The next day, an on-air personality at TVG correctly said that Spencer’s whipping of Cape Blanco would have gotten him suspended had the race been run in England under the British Horseracing Authority’s revised whipping policy, which is going into effect as of October 10, 2011.

The British Horseracing Authority stipulates that a jockey cannot administer the whip more than seven times in flat races and eight times in steeplechase races. Moreover, a horse cannot be hit more than five times in the last furlong in flat races or past the last obstacle in jump races. This is a reduction of about half from the previous rules. A jockey found to be in violation of the new rules will, at the minimum, be suspended for five days and the jockey must pay his or her own fine if one is levied (in the past, the horse owner could pay it for the jockey).

The race won by Cape Blanco occurred, of course, at Belmont Park in New York and therefore was conducted under New York whipping rules. In part, the rules state:

“Although the use of a whip is not required, any jockey who uses a whip during a race is prohibited from whipping a horse:

(1) on the head, flanks or on any other part of its body other than the shoulders or hind quarters;

(2) during the post parade or after the race except when necessary to control the horse;

(3) excessively or brutally causing welts or breaks in the skin;

(4) when the horse is clearly out of the race or has obtained its maximum placing; or

(5) persistently even though the horse is showing no response under the whip.

Correct uses of the whip are:

(1) showing horses the whip before hitting them;

(2) using the whip in rhythm with the horse’s stride; and

(3) using the whip as an aid to maintain a horse running straight.”

The New York rules appear to be ambiguous as to whether Spencer’s ride was a transgression. What would have to be determined in particular is whether his whipping of Cape Blanco caused welts or breaks in the skin.

Horse racing in the United States is not well regarded by the general public, as shown in findings from the recent Jockey Club-sponsored McKinsey & Company study. Incidents of excessive whipping—such as in the case of Cape Blanco—only reinforce this negative image.  People who say that in-race whipping is usually not nearly as bad as it seems to spectators miss the point:  if the public perceives it as bad, it is.

The sensible path forward for American horse racing is to keep the whip in racing but more tightly limit its use—in line with what the British have done. However, one possible outcome must be precisely accounted for. Suppose that the Kentucky Derby is won by a horse whose jockey hits his mount twenty times during the race, including eight times in the final furlong. In this case, the horse must be disqualified for the jockey’s flouting of the rules or else the rules will not be much of a deterrent.

Public perception aside, the main reason that whipping rules in New York and other American jurisdictions should be stricter has to do with human decency and respect: a gallant racehorse giving his or her all should not be subjected to mistreatment like repeated whipping so that an owner can net a purse or a bettor can cash a ticket.
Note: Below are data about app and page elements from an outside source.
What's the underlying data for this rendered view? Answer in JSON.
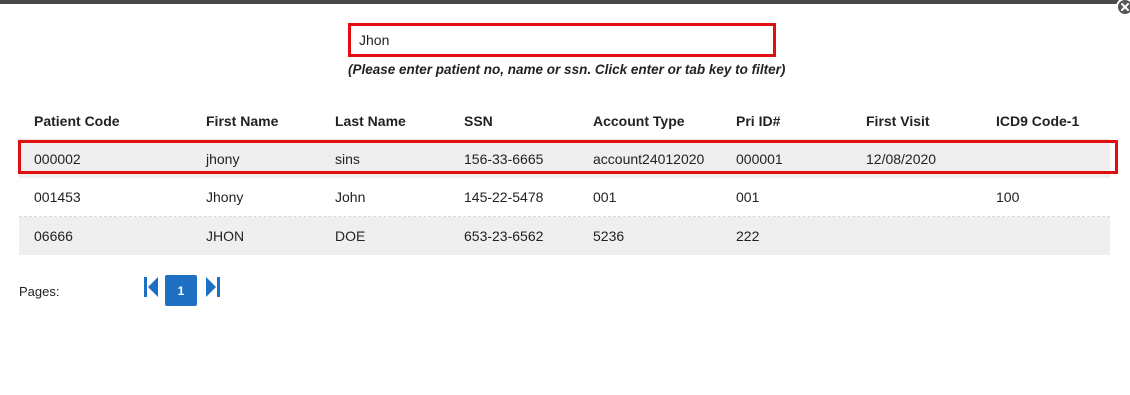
{
  "search": {
    "value": "Jhon",
    "hint": "(Please enter patient no, name or ssn. Click enter or tab key to filter)"
  },
  "table": {
    "headers": [
      "Patient Code",
      "First Name",
      "Last Name",
      "SSN",
      "Account Type",
      "Pri ID#",
      "First Visit",
      "ICD9 Code-1"
    ],
    "rows": [
      [
        "000002",
        "jhony",
        "sins",
        "156-33-6665",
        "account24012020",
        "000001",
        "12/08/2020",
        ""
      ],
      [
        "001453",
        "Jhony",
        "John",
        "145-22-5478",
        "001",
        "001",
        "",
        "100"
      ],
      [
        "06666",
        "JHON",
        "DOE",
        "653-23-6562",
        "5236",
        "222",
        "",
        ""
      ]
    ],
    "selected_row_index": 0
  },
  "pager": {
    "label": "Pages:",
    "current_page": "1"
  },
  "colors": {
    "highlight": "#e01010",
    "accent": "#1f6fc2",
    "alt_row": "#efefef"
  }
}
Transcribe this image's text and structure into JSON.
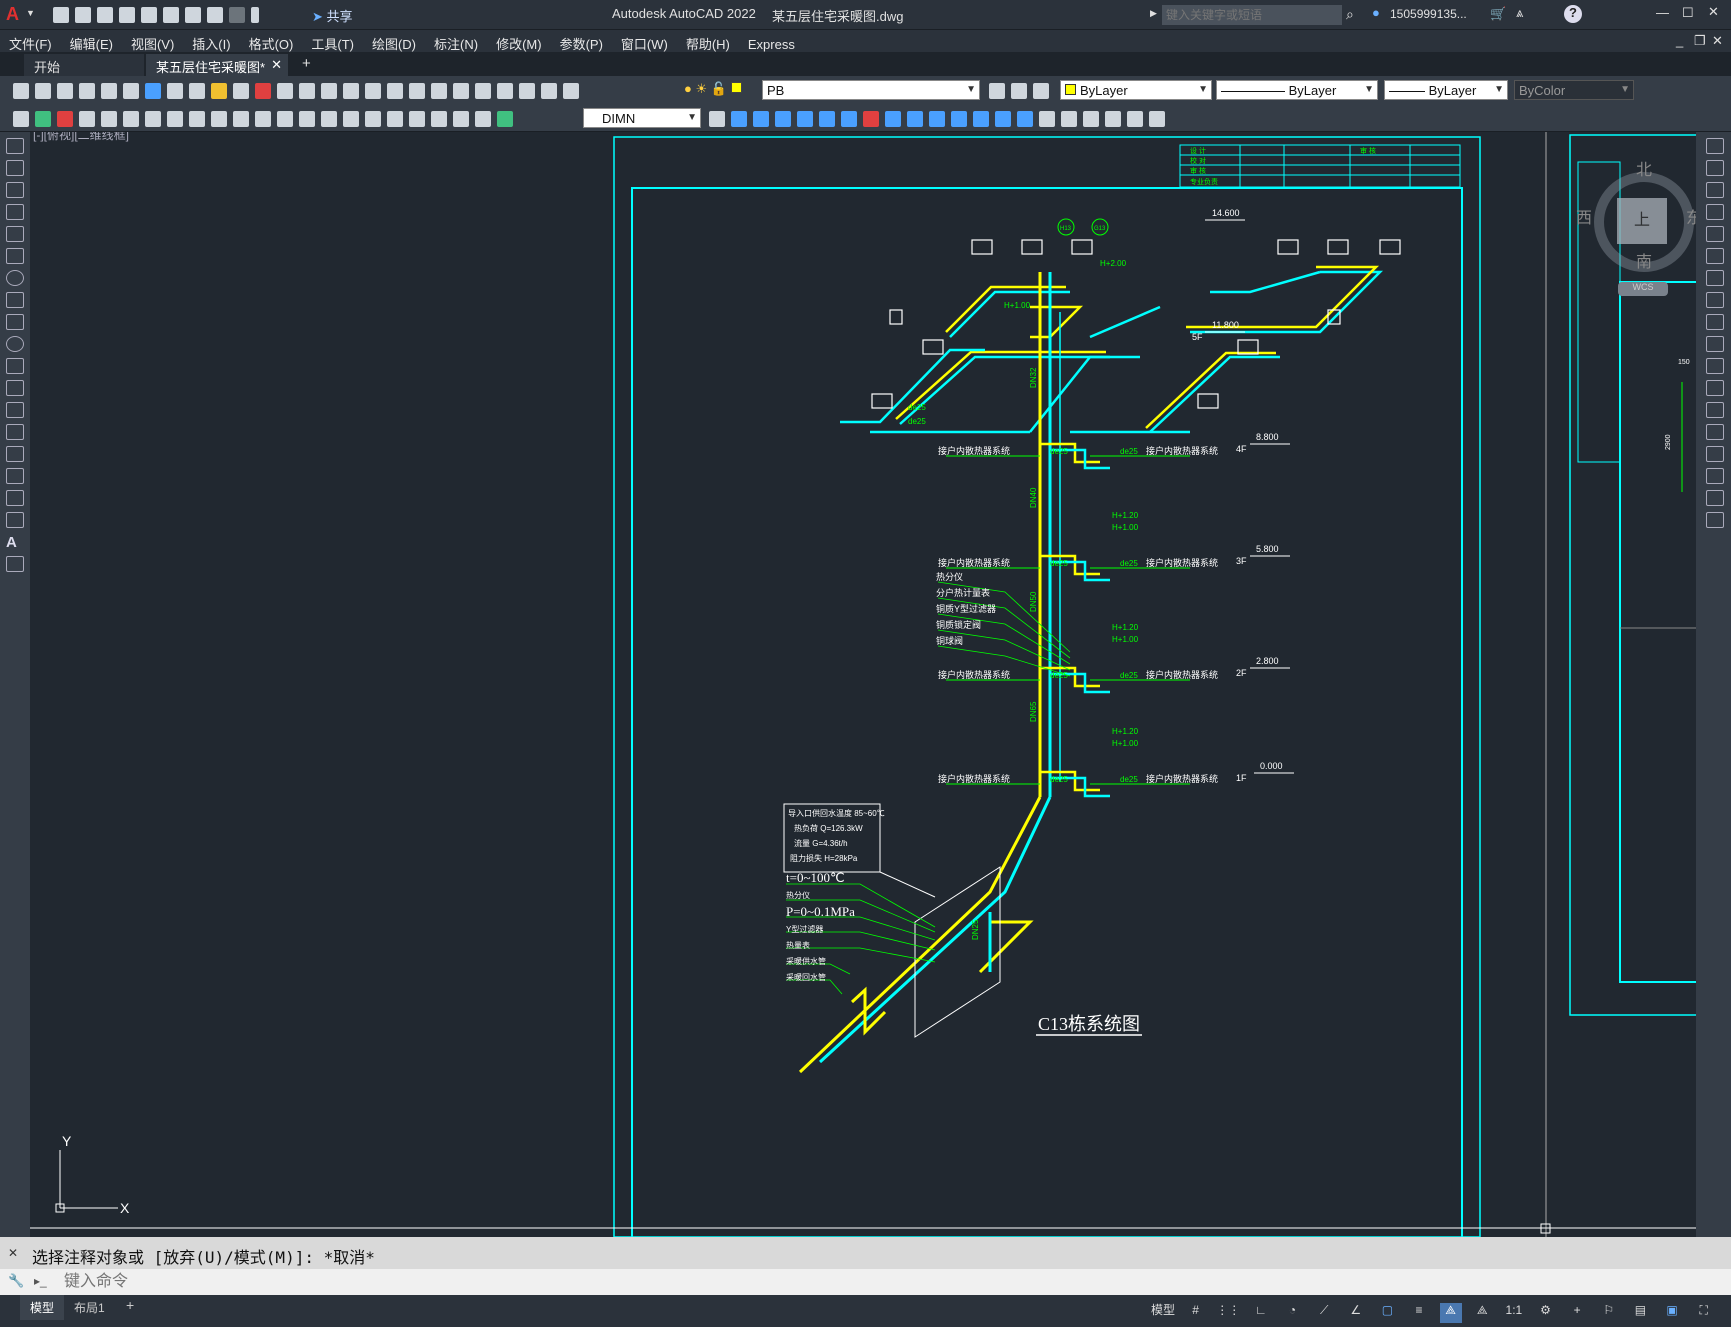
{
  "app": {
    "title": "Autodesk AutoCAD 2022",
    "document": "某五层住宅采暖图.dwg",
    "share_label": "共享",
    "search_placeholder": "键入关键字或短语",
    "user": "1505999135...",
    "help": "?"
  },
  "menu": [
    "文件(F)",
    "编辑(E)",
    "视图(V)",
    "插入(I)",
    "格式(O)",
    "工具(T)",
    "绘图(D)",
    "标注(N)",
    "修改(M)",
    "参数(P)",
    "窗口(W)",
    "帮助(H)",
    "Express"
  ],
  "tabs": {
    "start": "开始",
    "active": "某五层住宅采暖图*",
    "close": "✕",
    "add": "+"
  },
  "toolbar": {
    "layer": "PB",
    "color": "ByLayer",
    "linetype": "ByLayer",
    "lineweight": "ByLayer",
    "plotstyle": "ByColor",
    "dimstyle": "DIMN"
  },
  "viewport_label": "[-][俯视][二维线框]",
  "viewcube": {
    "north": "北",
    "south": "南",
    "west": "西",
    "east": "东",
    "top": "上",
    "wcs": "WCS"
  },
  "ucs": {
    "x": "X",
    "y": "Y"
  },
  "drawing": {
    "title": "C13栋系统图",
    "title_block": [
      [
        "设 计",
        "",
        "审 核",
        ""
      ],
      [
        "校 对",
        "",
        "",
        ""
      ],
      [
        "审 核",
        "",
        "",
        ""
      ],
      [
        "专业负责",
        "",
        "",
        ""
      ]
    ],
    "elevations": [
      {
        "label": "14.600"
      },
      {
        "label": "11.800",
        "floor": "5F"
      },
      {
        "label": "8.800",
        "floor": "4F"
      },
      {
        "label": "5.800",
        "floor": "3F"
      },
      {
        "label": "2.800",
        "floor": "2F"
      },
      {
        "label": "0.000",
        "floor": "1F"
      }
    ],
    "floor_tag": "接户内散热器系统",
    "pipe_labels": [
      "de25",
      "DN32",
      "DN40",
      "DN50",
      "DN65",
      "DN25"
    ],
    "heights": [
      "H+2.00",
      "H+1.00",
      "H+1.20",
      "H+1.00",
      "H+1.20",
      "H+1.00",
      "H+1.20",
      "H+1.00"
    ],
    "inlet_note": [
      "导入口供回水温度 85~60℃",
      "热负荷 Q=126.3kW",
      "流量 G=4.36t/h",
      "阻力损失 H=28kPa"
    ],
    "legend": [
      "t=0~100℃",
      "热分仪",
      "P=0~0.1MPa",
      "Y型过滤器",
      "热量表",
      "采暖供水管",
      "采暖回水管"
    ],
    "valve_legend": [
      "热分仪",
      "分户热计量表",
      "铜质Y型过滤器",
      "铜质锁定阀",
      "铜球阀"
    ],
    "bubble_a": "H13",
    "bubble_b": "G13",
    "side_dims": [
      "150",
      "2900"
    ]
  },
  "command": {
    "history": "选择注释对象或 [放弃(U)/模式(M)]: *取消*",
    "placeholder": "键入命令"
  },
  "layout_tabs": [
    "模型",
    "布局1",
    "+"
  ],
  "status": {
    "model": "模型",
    "scale": "1:1"
  }
}
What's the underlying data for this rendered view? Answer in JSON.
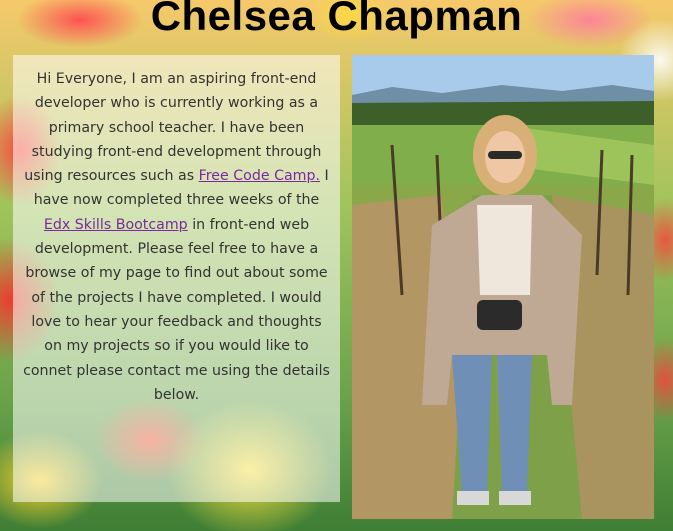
{
  "header": {
    "title": "Chelsea Chapman"
  },
  "bio": {
    "text_1": "Hi Everyone, I am an aspiring front-end developer who is currently working as a primary school teacher. I have been studying front-end development through using resources such as ",
    "link_1": "Free Code Camp.",
    "text_2": " I have now completed three weeks of the ",
    "link_2": "Edx Skills Bootcamp",
    "text_3": " in front-end web development. Please feel free to have a browse of my page to find out about some of the projects I have completed. I would love to hear your feedback and thoughts on my projects so if you would like to connet please contact me using the details below."
  },
  "colors": {
    "title": "#000000",
    "link": "#7a2a9c",
    "text": "#333333"
  }
}
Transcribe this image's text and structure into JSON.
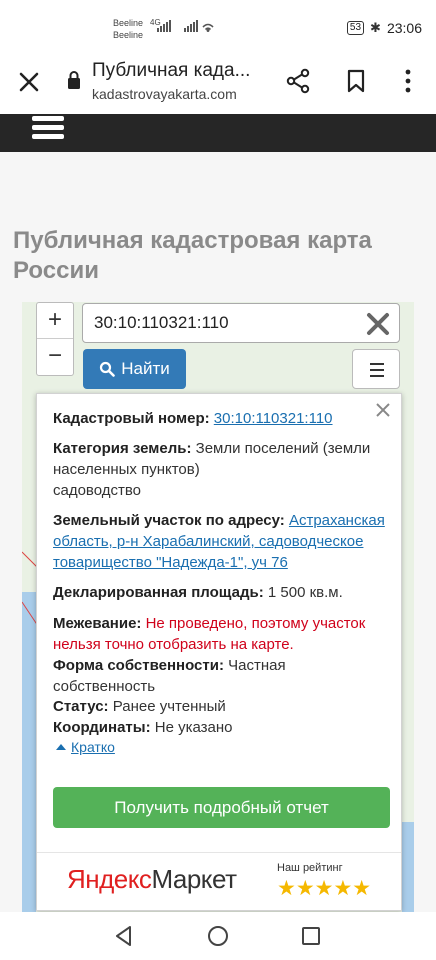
{
  "status_bar": {
    "carrier1": "Beeline",
    "carrier2": "Beeline",
    "network": "4G",
    "battery": "53",
    "time": "23:06"
  },
  "browser": {
    "page_title": "Публичная када...",
    "domain": "kadastrovayakarta.com",
    "icons": [
      "close-icon",
      "lock-icon",
      "share-icon",
      "bookmark-icon",
      "more-icon"
    ]
  },
  "site": {
    "heading": "Публичная кадастровая карта России"
  },
  "map": {
    "zoom_in": "+",
    "zoom_out": "−",
    "search_value": "30:10:110321:110",
    "search_button": "Найти"
  },
  "popup": {
    "cadastral_label": "Кадастровый номер:",
    "cadastral_value": "30:10:110321:110",
    "category_label": "Категория земель:",
    "category_value": "Земли поселений (земли населенных пунктов)",
    "category_sub": "садоводство",
    "address_label": "Земельный участок по адресу:",
    "address_value": "Астраханская область, р-н Харабалинский, садоводческое товарищество \"Надежда-1\", уч 76",
    "area_label": "Декларированная площадь:",
    "area_value": "1 500 кв.м.",
    "survey_label": "Межевание:",
    "survey_value": "Не проведено, поэтому участок нельзя точно отобразить на карте.",
    "ownership_label": "Форма собственности:",
    "ownership_value": "Частная собственность",
    "status_label": "Статус:",
    "status_value": "Ранее учтенный",
    "coords_label": "Координаты:",
    "coords_value": "Не указано",
    "brief_link": "Кратко",
    "report_button": "Получить подробный отчет",
    "market_brand_y": "Яндекс",
    "market_brand_m": "Маркет",
    "rating_label": "Наш рейтинг",
    "rating_stars": "★★★★★"
  },
  "colors": {
    "nav_dark": "#262626",
    "primary_blue": "#337ab7",
    "report_green": "#54b258",
    "warning_red": "#d0021b",
    "link_blue": "#1a6fb0",
    "star_gold": "#f5b800"
  }
}
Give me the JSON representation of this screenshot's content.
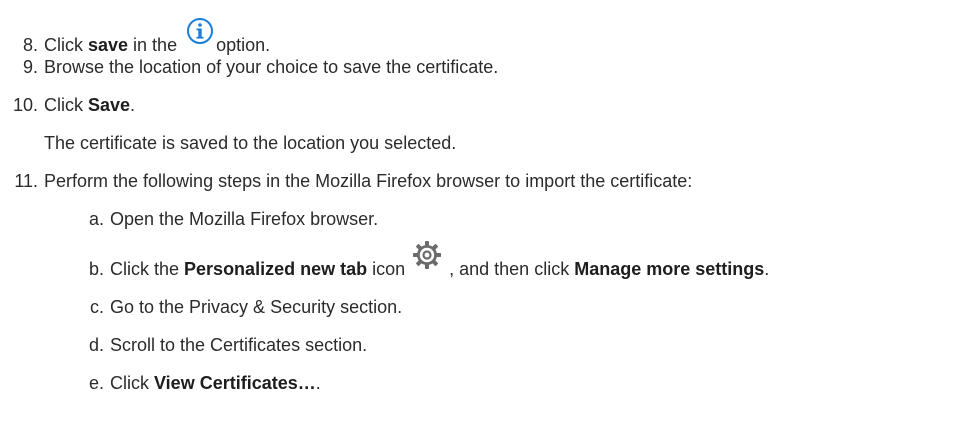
{
  "steps": {
    "s8": {
      "num": "8.",
      "t1": "Click ",
      "b1": "save",
      "t2": " in the ",
      "t3": "option.",
      "icon": "info-icon",
      "icon_color": "#1a7fd8"
    },
    "s9": {
      "num": "9.",
      "text": "Browse the location of your choice to save the certificate."
    },
    "s10": {
      "num": "10.",
      "t1": "Click ",
      "b1": "Save",
      "t2": ".",
      "note": "The certificate is saved to the location you selected."
    },
    "s11": {
      "num": "11.",
      "text": "Perform the following steps in the Mozilla Firefox browser to import the certificate:",
      "sub": {
        "a": {
          "num": "a.",
          "text": "Open the Mozilla Firefox browser."
        },
        "b": {
          "num": "b.",
          "t1": "Click the ",
          "b1": "Personalized new tab",
          "t2": " icon",
          "t3": ", and then click ",
          "b2": "Manage more settings",
          "t4": ".",
          "icon": "gear-icon",
          "icon_color": "#6b6b6b"
        },
        "c": {
          "num": "c.",
          "text": "Go to the Privacy & Security section."
        },
        "d": {
          "num": "d.",
          "text": "Scroll to the Certificates section."
        },
        "e": {
          "num": "e.",
          "t1": "Click ",
          "b1": "View Certificates…",
          "t2": "."
        }
      }
    }
  }
}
An acquaintance of mine used to own Standardbreds. His trainer had orders to instruct drivers of this fellow’s horses not to whip. The driver could shake the whip but was forbidden from actually having the whip touch the horse. The owner may have lost a few drivers and purses along the way, but he had peace of mind.

Copyright © 2011 Horse Racing Business

Click here for the video of the 2011 Joe Hirsch Turf Classic Invitational.